two women, one in a labcoat, walk and talk in a hallway
Ann Marie Pendergast, PhD (right), discusses ongoing research with Jing Jin Gu, PhD, senior research scientist in the Pendergast Lab.

Pendergast Awarded Grant to Study Therapy Resistance in Aggressive Lung Cancer Subtype


Ann Marie Pendergast, PhD, the Anthony R. Means Cancer Biology Distinguished Professor (Department of Pharmacology & Cancer Biology), has received a two-year $150,000 Lung Cancer Research Foundation (LCRF) grant to continue her laboratory work “uncovering novel vulnerabilities to treat small cell lung cancer therapy resistance.”

The LCRF grant was one of two national awards bestowed by the nonprofit to recipients whose projects focus on combating therapeutic resistance. (National awards were also announced in the categories of prevention, diagnosis, treatment, and cure; early detection & pre-neoplasia; and minority career development).

Lung cancer is the leading cause of cancer death in the U.S. — accounting for 20% of all cancer deaths each year. While only 10% to 15% of all lung cancers are small cell lung cancer (SCLC), it’s the most aggressive subtype. Chemotherapy drug resistance easily develops and quickly leads to cancer spread.

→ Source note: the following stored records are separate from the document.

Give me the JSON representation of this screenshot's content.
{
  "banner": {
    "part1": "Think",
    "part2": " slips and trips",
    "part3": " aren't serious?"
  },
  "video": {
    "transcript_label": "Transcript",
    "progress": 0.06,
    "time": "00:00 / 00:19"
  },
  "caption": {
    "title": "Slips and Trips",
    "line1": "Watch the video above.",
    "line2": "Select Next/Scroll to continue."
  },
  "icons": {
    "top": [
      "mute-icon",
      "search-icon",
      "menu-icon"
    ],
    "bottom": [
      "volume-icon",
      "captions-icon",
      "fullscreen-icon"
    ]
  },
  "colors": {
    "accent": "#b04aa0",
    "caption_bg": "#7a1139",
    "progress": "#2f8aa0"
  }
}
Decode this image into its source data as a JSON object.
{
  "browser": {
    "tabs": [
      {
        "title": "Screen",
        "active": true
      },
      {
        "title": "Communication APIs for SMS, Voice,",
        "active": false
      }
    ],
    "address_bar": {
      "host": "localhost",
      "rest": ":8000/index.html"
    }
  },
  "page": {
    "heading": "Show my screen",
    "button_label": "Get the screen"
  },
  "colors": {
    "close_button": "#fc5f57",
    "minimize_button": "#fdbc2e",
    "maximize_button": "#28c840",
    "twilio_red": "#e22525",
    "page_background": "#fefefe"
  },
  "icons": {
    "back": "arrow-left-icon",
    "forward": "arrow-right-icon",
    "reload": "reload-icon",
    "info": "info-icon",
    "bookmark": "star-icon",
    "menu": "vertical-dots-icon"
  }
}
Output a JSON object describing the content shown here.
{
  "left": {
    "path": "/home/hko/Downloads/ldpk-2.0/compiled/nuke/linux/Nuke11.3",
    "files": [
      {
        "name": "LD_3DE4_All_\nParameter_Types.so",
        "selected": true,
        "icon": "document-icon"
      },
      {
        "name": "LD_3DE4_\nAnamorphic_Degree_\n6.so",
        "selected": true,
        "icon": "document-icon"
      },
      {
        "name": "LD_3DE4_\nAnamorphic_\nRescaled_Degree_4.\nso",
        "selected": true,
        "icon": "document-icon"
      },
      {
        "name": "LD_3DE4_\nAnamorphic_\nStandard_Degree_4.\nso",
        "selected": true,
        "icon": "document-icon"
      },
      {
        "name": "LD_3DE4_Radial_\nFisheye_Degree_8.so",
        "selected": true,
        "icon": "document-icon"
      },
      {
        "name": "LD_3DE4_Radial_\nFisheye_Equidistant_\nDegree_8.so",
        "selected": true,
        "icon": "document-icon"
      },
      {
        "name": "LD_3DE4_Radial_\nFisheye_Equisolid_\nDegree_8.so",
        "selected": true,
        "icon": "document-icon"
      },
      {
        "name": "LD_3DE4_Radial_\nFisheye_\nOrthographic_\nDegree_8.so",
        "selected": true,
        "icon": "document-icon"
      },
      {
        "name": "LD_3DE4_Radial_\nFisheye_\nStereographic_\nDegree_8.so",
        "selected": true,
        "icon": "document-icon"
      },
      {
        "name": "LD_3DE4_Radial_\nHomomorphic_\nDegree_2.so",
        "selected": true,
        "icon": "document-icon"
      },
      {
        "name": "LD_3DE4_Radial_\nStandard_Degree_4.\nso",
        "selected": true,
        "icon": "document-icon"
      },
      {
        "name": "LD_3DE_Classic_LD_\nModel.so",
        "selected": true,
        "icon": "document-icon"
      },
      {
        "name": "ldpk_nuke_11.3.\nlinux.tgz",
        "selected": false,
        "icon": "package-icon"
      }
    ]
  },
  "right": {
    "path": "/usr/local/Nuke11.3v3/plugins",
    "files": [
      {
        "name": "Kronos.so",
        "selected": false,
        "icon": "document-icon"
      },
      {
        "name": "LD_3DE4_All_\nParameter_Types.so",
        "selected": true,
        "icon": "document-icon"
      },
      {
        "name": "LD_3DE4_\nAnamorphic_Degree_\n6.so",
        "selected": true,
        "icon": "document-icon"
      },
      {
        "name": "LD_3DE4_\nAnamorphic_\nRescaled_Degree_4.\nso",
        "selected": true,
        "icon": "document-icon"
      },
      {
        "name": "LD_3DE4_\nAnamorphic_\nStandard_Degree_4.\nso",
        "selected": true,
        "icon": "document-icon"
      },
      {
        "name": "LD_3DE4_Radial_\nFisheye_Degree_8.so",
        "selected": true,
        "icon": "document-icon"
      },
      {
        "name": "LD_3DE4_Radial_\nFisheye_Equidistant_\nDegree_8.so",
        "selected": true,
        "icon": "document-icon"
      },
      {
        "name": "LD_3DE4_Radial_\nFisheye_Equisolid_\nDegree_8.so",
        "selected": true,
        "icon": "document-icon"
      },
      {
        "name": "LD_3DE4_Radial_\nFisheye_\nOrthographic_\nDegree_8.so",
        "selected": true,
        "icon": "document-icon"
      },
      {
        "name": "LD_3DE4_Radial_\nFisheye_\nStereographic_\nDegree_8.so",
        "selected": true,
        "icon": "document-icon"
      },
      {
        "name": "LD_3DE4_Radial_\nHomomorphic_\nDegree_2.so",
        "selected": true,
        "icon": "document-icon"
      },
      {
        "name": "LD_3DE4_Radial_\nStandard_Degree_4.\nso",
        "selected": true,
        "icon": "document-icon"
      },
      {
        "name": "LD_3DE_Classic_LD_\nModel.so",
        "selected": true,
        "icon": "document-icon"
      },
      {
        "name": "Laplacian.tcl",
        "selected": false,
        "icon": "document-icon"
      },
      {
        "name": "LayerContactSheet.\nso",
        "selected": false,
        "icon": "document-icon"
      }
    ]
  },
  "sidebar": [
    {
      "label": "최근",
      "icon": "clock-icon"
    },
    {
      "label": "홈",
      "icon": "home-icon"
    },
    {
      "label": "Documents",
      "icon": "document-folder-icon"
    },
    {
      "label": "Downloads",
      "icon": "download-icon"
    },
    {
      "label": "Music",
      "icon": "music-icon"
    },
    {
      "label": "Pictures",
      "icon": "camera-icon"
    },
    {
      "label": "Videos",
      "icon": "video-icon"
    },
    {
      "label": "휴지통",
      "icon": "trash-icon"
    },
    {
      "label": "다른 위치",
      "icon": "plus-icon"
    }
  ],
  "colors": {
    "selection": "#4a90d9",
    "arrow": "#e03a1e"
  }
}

“The overall 5-year survival rate for SCLC patients is only about 7% and has remained unchanged for over 30 years. Therefore, there is an urgent need to define the molecular mechanisms driving metastatic SCLC in order to identify novel and effective treatment strategies against this deadly cancer,” explained Pendergast, who’s been a member of Duke Cancer Institute since 1992.

The Pendergast Lab focuses on the role of tyrosine kinase-regulated signaling networks in tumor progression to metastasis. Early research led to seminal discoveries defining the critical pathways employed by the BCR-ABL tyrosine kinase enzyme to induce leukemia. An ABL001 inhibitor (Asciminib), was FDA-approved in Nov. 2021 to treat patients with chronic myeloid leukemia who have an activated variant of the ABL kinase.

More recent work from the Pendergast Lab has shown that ABL kinases are activated in a subset of highly metastatic solid tumors, including lung tumors. She and her team believe that inhibition of ABL kinases might be exploited to treat these tumors even after metastatic dissemination and that their effectiveness might be enhanced by the use of combination therapies, including targeted therapies or standard chemotherapies.

Using diverse human SCLC cell lines and mouse models, Pendergast and her team have found that targeting ABL tyrosine kinases causes a profound decrease in SCLC growth and viability across multiple SCLC subtypes.

They also identified metabolic and replication stress-induced pathways with the synergistic potential to induce the death of metastatic and therapy-resistant SCLC cells in the presence of ABL kinase allosteric inhibitors such as Asciminib.

The LCRF grant will support research, using human SCLC cell lines and mouse models, by Pendergast and her team evaluating how combination therapies targeting these pathways in the presence of ABL allosteric inhibitors, including Asciminib, can be exploited for effective treatment of metastatic and therapy-resistant SCLC tumors.

This work will be performed by Pendergast Lab members Jing Jin Gu, PhD, senior research scientist, and graduate student Roberto Barbier, both of whom generated the data in support of this research, in collaboration with lung cancer researcher Trudy Oliver, PhD, a professor of in the Department of Pharmacology and Cancer Biology, and Lee Zou, PhD, professor and chair of the Department of Pharmacology & Cancer Biology.

The Lung Cancer Research Foundation awards its grants for “projects that show promise to make a sustained and lasting impact on the field of lung cancer research and lung cancer outcomes.”

“We are committed to supporting science that seeks solutions to lung cancer’s most challenging issues,” said Katerina Politi, PhD, Chair of LCRF’s Scientific Advisory Board and a cancer biologist and professor at Yale School of Medicine. “Breakthroughs can only happen if the most promising ideas of these talented investigators are funded.”

The LCRF grants are made possible, in part, by support from Bristol Myers Squibb and donations from LCRF’s many generous supporters.

This page was reviewed on 01/09/2024